** TASK BRIEF **
In the material below, find every line with "share" and pull it out.

※

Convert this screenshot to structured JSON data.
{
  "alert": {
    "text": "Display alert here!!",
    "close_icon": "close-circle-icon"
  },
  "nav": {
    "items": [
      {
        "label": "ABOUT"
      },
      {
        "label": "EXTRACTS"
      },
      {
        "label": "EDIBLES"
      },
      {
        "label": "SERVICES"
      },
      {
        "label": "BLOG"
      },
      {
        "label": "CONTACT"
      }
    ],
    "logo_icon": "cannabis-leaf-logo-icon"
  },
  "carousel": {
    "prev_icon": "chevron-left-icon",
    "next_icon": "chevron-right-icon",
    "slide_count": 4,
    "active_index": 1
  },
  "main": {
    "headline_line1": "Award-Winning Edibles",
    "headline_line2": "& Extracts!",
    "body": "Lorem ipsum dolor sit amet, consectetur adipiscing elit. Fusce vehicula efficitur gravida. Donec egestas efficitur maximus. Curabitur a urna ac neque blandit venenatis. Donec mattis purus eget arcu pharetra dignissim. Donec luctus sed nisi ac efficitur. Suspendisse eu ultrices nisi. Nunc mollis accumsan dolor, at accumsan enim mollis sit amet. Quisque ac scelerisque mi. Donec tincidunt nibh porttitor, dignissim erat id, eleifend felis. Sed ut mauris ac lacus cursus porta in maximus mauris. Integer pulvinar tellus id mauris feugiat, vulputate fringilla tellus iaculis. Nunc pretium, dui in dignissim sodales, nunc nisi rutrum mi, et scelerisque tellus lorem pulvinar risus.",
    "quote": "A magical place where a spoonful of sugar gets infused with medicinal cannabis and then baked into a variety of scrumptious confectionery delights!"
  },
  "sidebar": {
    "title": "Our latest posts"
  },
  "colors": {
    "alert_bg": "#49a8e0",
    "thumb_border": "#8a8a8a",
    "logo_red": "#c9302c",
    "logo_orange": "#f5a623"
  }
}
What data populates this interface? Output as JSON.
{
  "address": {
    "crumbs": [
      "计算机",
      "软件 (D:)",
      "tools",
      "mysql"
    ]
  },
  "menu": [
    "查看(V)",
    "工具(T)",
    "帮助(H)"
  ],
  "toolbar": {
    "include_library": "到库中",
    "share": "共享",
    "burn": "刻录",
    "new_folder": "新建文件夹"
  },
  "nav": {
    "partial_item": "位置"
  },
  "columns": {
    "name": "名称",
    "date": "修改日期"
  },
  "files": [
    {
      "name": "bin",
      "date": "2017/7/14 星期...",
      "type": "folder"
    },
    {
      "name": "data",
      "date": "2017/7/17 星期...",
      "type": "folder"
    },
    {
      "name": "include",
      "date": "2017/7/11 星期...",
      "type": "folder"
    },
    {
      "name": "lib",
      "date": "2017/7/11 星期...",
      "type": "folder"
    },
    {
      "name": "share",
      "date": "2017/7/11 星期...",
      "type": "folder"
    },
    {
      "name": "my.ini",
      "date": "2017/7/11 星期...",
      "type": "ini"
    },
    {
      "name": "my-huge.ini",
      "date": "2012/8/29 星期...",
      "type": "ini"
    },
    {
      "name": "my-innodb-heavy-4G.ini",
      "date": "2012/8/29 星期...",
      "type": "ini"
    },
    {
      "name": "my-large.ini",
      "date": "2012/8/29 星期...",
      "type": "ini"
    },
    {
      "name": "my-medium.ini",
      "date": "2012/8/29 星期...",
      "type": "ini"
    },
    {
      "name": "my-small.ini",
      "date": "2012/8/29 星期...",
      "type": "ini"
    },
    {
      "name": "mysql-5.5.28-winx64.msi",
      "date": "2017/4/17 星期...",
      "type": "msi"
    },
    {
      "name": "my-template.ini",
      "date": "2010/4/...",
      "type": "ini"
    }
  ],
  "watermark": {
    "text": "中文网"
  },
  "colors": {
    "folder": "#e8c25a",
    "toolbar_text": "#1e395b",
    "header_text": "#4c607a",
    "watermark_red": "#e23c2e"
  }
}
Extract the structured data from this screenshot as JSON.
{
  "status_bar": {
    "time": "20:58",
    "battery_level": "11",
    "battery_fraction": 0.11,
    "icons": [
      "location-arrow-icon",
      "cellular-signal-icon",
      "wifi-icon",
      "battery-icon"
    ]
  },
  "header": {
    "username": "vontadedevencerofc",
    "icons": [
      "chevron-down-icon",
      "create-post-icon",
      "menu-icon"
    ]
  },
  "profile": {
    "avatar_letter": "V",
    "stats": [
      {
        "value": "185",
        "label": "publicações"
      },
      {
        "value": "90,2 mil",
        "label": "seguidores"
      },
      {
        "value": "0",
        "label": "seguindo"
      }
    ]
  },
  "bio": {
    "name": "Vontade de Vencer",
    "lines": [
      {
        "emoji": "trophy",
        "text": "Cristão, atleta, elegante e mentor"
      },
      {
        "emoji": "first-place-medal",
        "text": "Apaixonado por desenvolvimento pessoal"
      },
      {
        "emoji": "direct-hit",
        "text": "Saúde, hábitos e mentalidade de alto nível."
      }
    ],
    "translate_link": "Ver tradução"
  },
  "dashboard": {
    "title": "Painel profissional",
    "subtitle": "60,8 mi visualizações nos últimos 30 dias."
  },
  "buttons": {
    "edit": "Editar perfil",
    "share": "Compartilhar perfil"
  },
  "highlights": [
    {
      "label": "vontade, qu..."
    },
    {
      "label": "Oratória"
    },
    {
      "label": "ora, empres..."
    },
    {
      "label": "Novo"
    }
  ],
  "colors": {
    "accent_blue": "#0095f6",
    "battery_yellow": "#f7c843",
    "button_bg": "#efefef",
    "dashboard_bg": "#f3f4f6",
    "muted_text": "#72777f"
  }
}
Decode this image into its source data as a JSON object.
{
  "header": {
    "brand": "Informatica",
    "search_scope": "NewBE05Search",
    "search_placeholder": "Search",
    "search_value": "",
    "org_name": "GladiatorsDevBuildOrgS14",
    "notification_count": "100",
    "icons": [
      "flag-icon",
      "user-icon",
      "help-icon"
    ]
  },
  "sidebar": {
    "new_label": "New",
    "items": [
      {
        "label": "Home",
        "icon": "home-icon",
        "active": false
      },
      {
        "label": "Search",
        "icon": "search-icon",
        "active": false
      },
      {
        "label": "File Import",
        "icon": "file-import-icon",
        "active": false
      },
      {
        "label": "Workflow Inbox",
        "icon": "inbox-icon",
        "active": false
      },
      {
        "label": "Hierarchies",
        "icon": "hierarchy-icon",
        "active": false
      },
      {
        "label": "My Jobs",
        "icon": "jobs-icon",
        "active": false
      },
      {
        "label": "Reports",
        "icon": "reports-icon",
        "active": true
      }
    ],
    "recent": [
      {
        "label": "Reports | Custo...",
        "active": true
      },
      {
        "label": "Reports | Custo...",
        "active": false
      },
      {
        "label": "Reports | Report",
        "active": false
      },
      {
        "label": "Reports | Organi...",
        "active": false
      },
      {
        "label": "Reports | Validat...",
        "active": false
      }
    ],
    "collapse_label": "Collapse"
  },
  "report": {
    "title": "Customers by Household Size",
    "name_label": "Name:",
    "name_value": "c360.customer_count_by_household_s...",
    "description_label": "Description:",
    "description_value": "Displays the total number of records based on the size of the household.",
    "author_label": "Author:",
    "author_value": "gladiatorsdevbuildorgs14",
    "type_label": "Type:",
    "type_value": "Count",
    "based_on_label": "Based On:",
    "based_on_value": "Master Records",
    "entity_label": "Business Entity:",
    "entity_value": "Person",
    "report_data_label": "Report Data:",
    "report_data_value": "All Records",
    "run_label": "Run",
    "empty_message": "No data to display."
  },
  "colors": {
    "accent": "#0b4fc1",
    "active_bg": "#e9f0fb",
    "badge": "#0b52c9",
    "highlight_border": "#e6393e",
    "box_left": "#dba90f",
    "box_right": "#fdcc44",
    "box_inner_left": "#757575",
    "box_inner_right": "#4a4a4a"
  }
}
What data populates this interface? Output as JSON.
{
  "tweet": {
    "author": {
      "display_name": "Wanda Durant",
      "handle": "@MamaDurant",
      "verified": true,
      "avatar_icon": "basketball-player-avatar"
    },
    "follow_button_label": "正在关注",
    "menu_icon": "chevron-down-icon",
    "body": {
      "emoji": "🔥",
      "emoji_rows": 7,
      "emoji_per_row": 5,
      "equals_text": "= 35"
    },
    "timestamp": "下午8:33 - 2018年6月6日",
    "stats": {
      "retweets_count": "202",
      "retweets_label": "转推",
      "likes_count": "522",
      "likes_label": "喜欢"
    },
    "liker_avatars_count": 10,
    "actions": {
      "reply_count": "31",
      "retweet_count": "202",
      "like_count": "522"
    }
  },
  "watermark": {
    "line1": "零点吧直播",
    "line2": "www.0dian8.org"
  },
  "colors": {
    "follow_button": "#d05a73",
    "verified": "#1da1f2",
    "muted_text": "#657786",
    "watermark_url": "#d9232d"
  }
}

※

** RESULT **
    "share": "共享",
      "name": "share",
    "share": "Compartilhar perfil"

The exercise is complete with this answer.